Scientists working with microfluids as part of biotechnology research often rely on large, clunky machines to manage the samples, but this tinkering could one day be handled by tiny robots that make the process far more efficient. Engineers at the University of California, Los Angeles (UCLA) are working toward such a future, having developed a fleet of diminutive disc-shaped machines that function like “warehouse robots,” moving and depositing tiny droplets with great precision.
“We were inspired by the transformational impact of networked mobile robot systems on manufacturing, storage and distribution industries, such as those used to efficiently sort and transport packages at Amazon warehouses,” said Sam Emaminejad, the study’s corresponding senior author. “So, we set out to implement the same level of automation and mobility in a microfluidic setting. But our ‘factory floor’ is much smaller, about the size of your palm, and our goods, the fluid droplets, are as small as a few tenths of a millimeter.”
This factory floor is around the size of an index card and is equipped with internal structures and testing trays to accommodate tiny quantities of fluid. The robots measure around 2 mm (0.08 in) in diameter, and are manipulated by electromagnetic tiles integrated into the platform that tug them along pre-determined paths, at speeds of around 10 cm (4 in) a second.

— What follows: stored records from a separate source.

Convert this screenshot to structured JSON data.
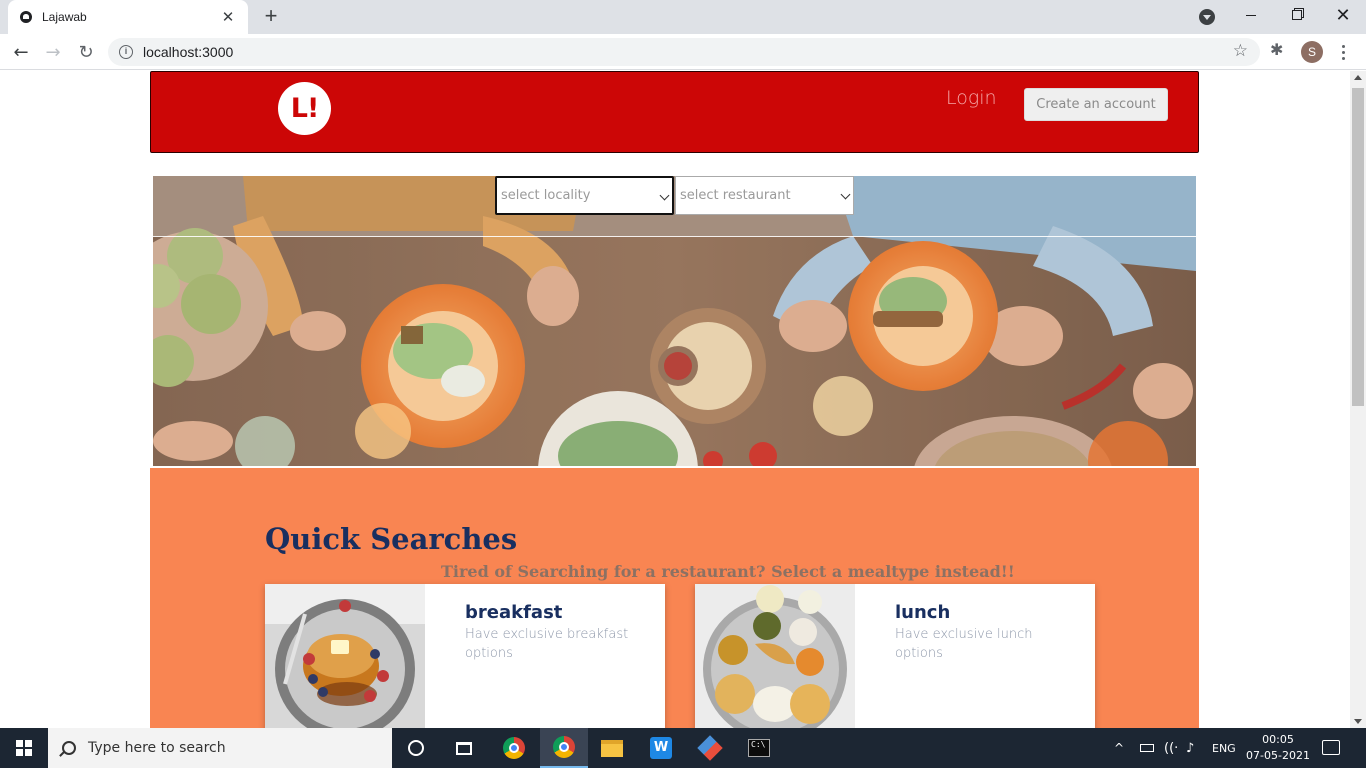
{
  "browser": {
    "tab_title": "Lajawab",
    "tab_close": "✕",
    "new_tab": "+",
    "url": "localhost:3000",
    "profile_initial": "S",
    "window_close": "✕"
  },
  "header": {
    "logo_text": "L!",
    "login": "Login",
    "create_account": "Create an account",
    "brand_color": "#cc0606"
  },
  "hero": {
    "locality_placeholder": "select locality",
    "restaurant_placeholder": "select restaurant"
  },
  "quick_searches": {
    "title": "Quick Searches",
    "subtitle": "Tired of Searching for a restaurant? Select a mealtype instead!!",
    "background_color": "#f98552",
    "cards": [
      {
        "title": "breakfast",
        "description": "Have exclusive breakfast options"
      },
      {
        "title": "lunch",
        "description": "Have exclusive lunch options"
      }
    ]
  },
  "taskbar": {
    "search_placeholder": "Type here to search",
    "language": "ENG",
    "time": "00:05",
    "date": "07-05-2021"
  }
}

“We programmed when and where the tiles were switched on and off to guide ferrobots through their designated routes,” said Wenzhuo Yu, a co-lead author on the paper. “This allows us to have several robots working in the same space, and at a relatively fast pace to accomplish tasks efficiently.”
In this way, the magnetic robots are capable of working together to carry out certain jobs. In one experiment, three robots collaborated to move and manipulate human plasma samples as part of a test for cancer biomarkers. They also have the ability to cleave one larger droplet into smaller, equal ones for consistent testing, deposit droplets into testing trays, and merge different fluids into single samples.

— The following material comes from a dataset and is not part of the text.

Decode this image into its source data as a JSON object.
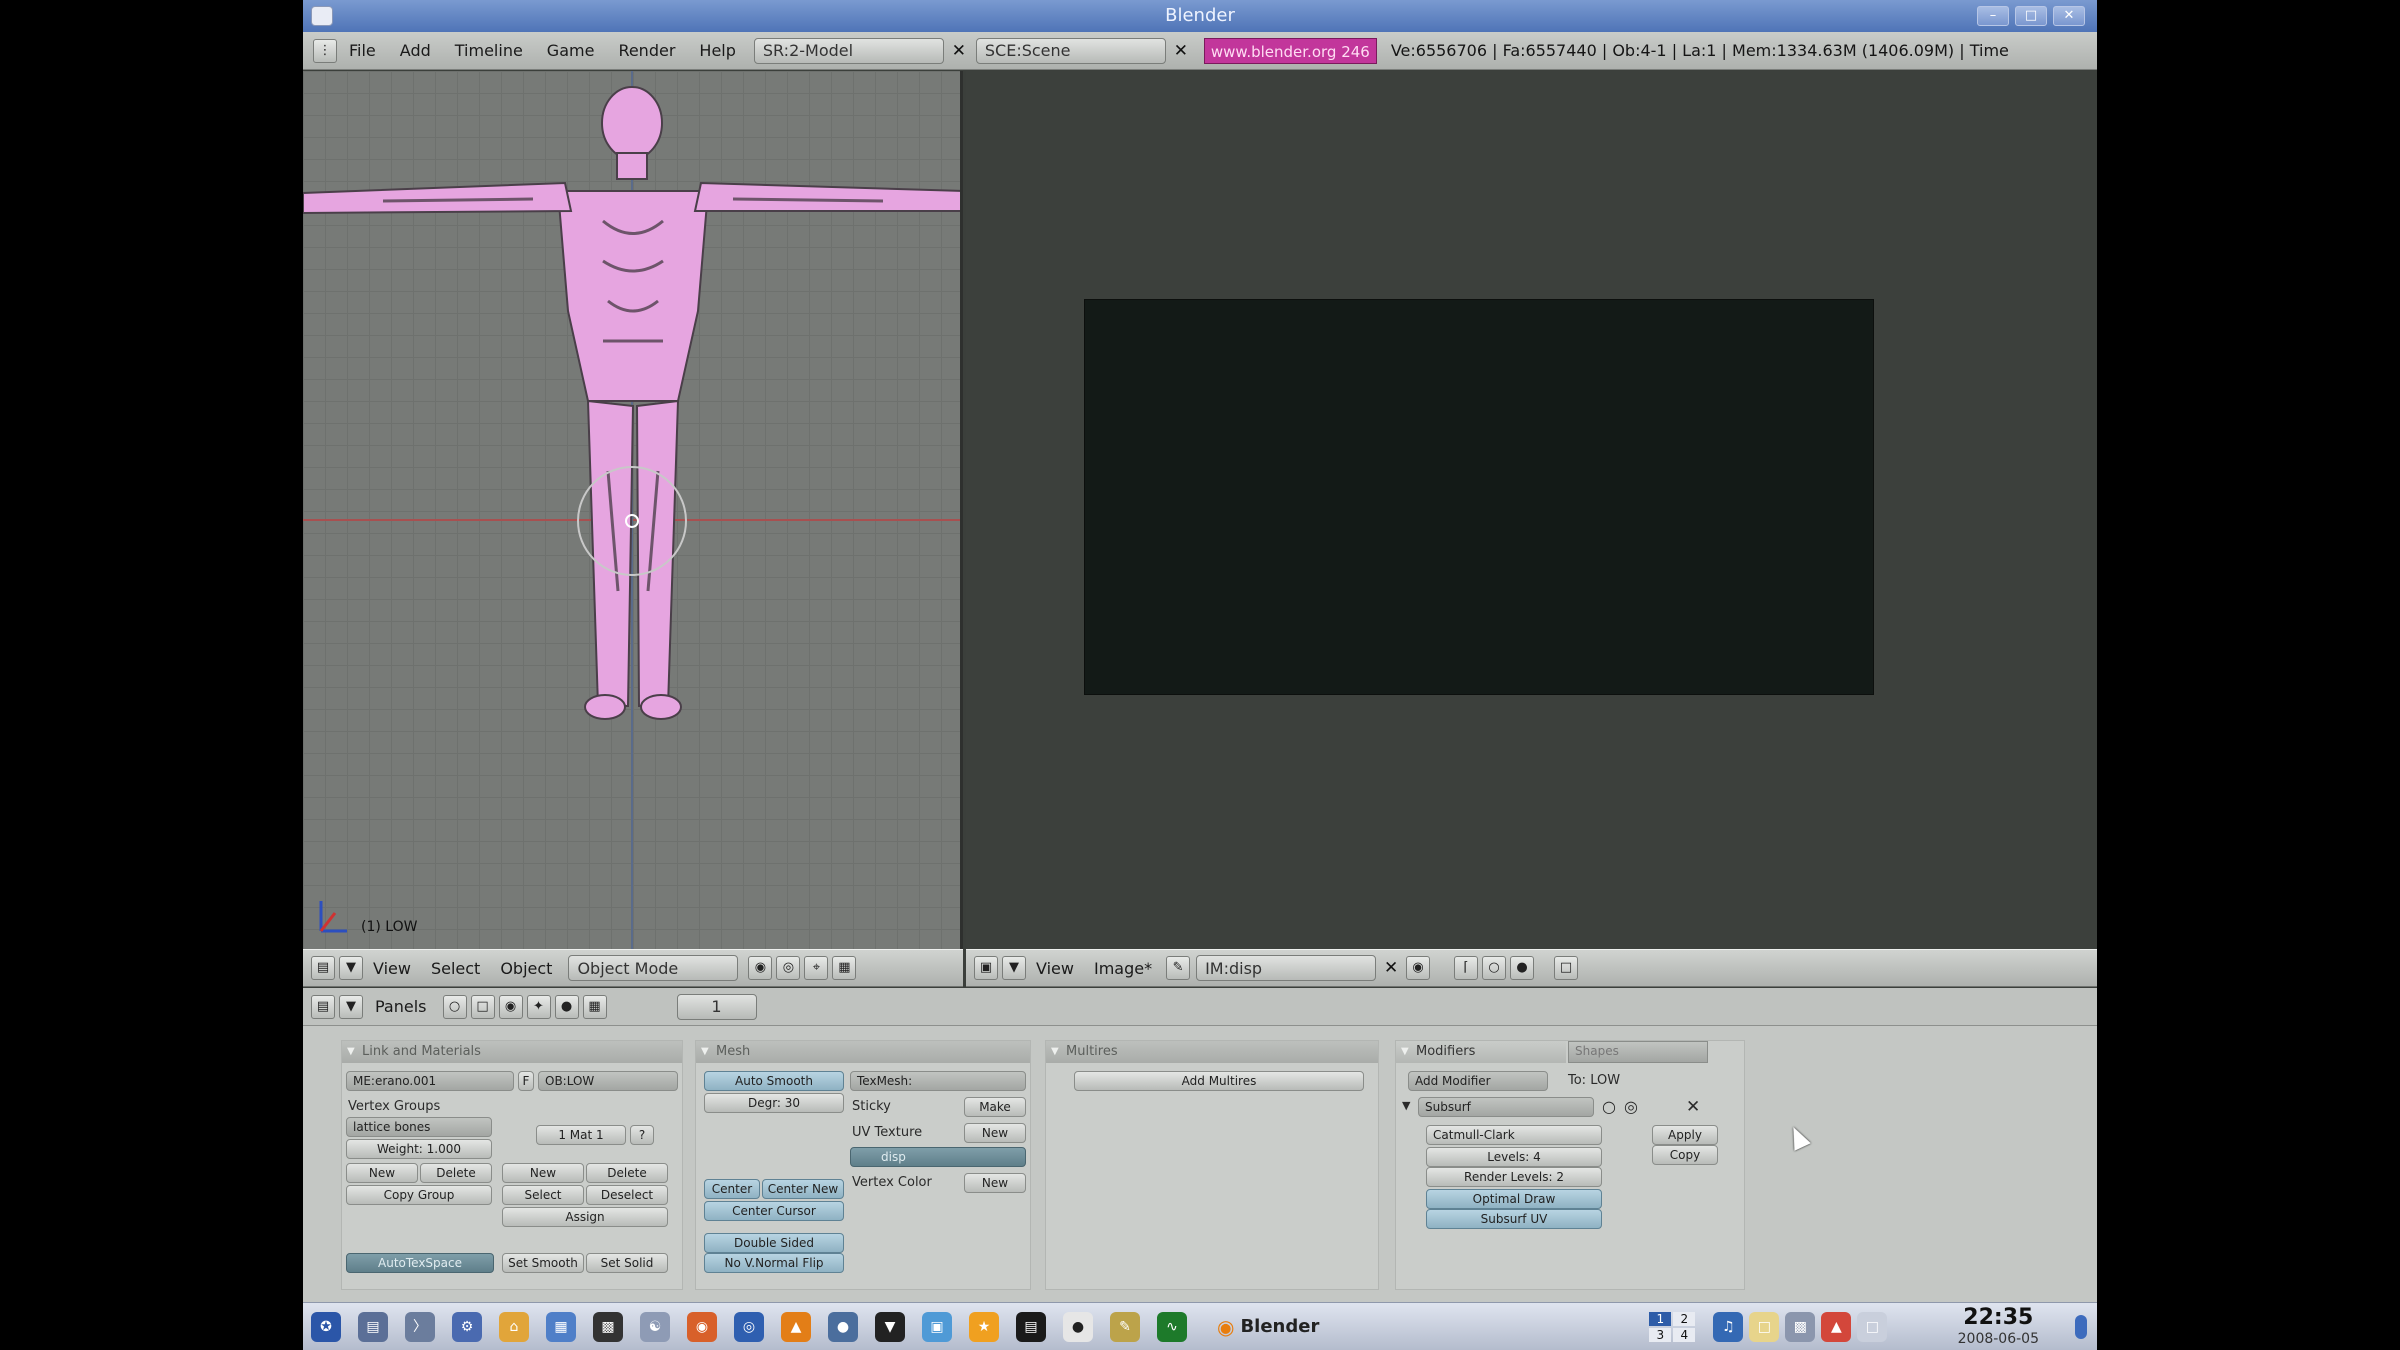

“In the same way that mobile and cross-collaborative Amazon robots transformed the logistics-based industries, our technology could transform various biotech-related industries, including medical diagnostics, drug development, genomics, and the synthesis of chemicals and materials,” said study co-corresponding and senior author Dino Di Carlo. “These fields have traditionally used refrigerator-sized ‘liquid-handling’ robots. Using our much smaller ferrobots, we have the potential to do a lot more experiments – and generate significantly more data – with the same starting materials and in the same amount of time.”
The team’s research was published in the journal Science Robotics, while you can see the tiny robots in action in the video below.